┌──
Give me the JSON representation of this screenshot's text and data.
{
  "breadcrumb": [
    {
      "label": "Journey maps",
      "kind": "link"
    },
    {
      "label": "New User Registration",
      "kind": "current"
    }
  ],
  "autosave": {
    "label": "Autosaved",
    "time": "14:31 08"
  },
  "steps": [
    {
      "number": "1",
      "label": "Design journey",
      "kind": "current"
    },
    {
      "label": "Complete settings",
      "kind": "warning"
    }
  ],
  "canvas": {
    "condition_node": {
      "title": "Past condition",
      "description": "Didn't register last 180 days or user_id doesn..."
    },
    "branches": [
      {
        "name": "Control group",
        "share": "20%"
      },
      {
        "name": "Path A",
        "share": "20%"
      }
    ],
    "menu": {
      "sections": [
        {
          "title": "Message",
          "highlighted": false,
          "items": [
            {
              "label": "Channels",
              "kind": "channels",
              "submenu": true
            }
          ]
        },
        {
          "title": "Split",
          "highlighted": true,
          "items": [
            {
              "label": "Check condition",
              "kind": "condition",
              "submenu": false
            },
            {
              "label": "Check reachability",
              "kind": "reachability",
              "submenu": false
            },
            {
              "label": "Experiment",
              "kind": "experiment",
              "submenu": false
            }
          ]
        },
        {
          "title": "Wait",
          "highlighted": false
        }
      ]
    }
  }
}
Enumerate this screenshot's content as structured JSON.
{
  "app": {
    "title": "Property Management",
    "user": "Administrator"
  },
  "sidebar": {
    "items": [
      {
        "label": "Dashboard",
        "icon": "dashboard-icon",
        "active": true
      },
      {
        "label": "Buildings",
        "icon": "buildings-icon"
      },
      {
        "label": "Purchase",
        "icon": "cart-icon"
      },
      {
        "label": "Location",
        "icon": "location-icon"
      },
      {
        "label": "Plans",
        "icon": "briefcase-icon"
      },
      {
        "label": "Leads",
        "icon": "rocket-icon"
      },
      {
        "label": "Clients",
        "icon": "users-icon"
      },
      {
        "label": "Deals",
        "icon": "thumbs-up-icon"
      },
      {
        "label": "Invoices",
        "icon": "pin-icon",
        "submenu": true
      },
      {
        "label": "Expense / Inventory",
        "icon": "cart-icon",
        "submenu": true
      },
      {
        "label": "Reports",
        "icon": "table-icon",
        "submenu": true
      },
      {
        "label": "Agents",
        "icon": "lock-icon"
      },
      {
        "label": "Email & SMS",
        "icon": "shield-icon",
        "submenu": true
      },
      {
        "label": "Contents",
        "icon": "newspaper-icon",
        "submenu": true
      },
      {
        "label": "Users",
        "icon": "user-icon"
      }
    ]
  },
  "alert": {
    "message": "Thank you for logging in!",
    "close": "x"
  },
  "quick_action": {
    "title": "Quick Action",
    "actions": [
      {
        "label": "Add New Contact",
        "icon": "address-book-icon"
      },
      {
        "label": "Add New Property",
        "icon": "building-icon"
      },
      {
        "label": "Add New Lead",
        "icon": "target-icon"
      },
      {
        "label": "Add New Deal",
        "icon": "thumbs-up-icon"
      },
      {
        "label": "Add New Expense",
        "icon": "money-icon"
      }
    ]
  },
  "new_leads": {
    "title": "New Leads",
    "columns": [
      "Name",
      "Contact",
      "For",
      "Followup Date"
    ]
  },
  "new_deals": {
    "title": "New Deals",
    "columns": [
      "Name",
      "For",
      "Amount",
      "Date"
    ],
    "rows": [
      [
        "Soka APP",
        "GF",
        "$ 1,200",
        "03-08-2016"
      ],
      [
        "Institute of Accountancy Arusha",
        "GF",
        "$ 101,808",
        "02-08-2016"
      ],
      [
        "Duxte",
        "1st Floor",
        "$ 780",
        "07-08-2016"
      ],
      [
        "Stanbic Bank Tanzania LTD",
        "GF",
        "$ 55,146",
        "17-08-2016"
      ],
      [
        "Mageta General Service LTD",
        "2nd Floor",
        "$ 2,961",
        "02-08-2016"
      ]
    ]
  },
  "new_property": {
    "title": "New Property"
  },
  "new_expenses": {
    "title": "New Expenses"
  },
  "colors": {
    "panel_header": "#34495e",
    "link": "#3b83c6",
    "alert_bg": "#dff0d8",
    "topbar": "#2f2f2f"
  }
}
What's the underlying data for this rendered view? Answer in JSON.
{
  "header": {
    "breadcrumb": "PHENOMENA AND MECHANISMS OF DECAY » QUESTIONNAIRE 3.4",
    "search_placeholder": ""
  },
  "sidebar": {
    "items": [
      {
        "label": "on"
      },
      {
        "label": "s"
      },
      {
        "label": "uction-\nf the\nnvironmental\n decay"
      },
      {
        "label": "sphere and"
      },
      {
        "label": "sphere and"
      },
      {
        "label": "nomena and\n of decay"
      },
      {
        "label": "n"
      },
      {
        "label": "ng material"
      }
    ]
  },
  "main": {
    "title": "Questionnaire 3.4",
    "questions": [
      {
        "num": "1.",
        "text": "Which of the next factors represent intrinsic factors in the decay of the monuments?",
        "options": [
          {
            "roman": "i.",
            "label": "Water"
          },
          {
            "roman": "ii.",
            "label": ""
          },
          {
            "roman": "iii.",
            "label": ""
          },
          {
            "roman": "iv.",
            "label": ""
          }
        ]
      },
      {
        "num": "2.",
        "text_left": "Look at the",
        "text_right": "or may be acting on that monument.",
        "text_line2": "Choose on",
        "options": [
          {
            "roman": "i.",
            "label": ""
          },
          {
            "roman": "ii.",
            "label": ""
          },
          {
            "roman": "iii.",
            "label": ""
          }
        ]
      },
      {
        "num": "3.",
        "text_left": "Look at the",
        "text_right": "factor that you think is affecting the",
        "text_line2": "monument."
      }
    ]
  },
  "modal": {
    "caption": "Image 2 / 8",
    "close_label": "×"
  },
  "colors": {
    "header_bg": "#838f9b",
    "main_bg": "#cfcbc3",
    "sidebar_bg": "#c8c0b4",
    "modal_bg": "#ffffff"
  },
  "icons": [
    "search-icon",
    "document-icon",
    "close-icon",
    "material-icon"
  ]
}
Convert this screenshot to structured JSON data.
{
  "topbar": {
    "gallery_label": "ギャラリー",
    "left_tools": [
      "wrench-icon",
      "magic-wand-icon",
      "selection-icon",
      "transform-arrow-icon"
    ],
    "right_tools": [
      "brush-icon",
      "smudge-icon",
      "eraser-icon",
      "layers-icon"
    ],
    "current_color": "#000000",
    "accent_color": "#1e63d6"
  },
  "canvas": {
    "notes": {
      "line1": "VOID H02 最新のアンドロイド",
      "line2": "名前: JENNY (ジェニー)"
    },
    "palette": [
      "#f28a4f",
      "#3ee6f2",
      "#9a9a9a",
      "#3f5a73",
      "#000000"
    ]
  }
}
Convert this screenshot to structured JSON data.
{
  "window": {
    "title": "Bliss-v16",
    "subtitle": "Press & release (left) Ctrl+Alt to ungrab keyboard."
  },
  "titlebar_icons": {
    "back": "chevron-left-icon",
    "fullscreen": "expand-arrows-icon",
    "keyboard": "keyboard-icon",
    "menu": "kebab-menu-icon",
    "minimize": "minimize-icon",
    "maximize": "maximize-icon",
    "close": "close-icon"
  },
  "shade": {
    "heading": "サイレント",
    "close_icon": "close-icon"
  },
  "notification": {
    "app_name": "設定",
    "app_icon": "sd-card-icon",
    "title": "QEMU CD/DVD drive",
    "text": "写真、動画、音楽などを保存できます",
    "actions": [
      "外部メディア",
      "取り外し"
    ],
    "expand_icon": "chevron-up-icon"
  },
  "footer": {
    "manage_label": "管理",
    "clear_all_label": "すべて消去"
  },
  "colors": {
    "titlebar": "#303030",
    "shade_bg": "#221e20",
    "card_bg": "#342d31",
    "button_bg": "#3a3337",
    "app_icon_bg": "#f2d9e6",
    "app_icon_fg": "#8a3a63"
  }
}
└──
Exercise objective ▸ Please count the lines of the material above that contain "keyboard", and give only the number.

Problem solution ▸ 2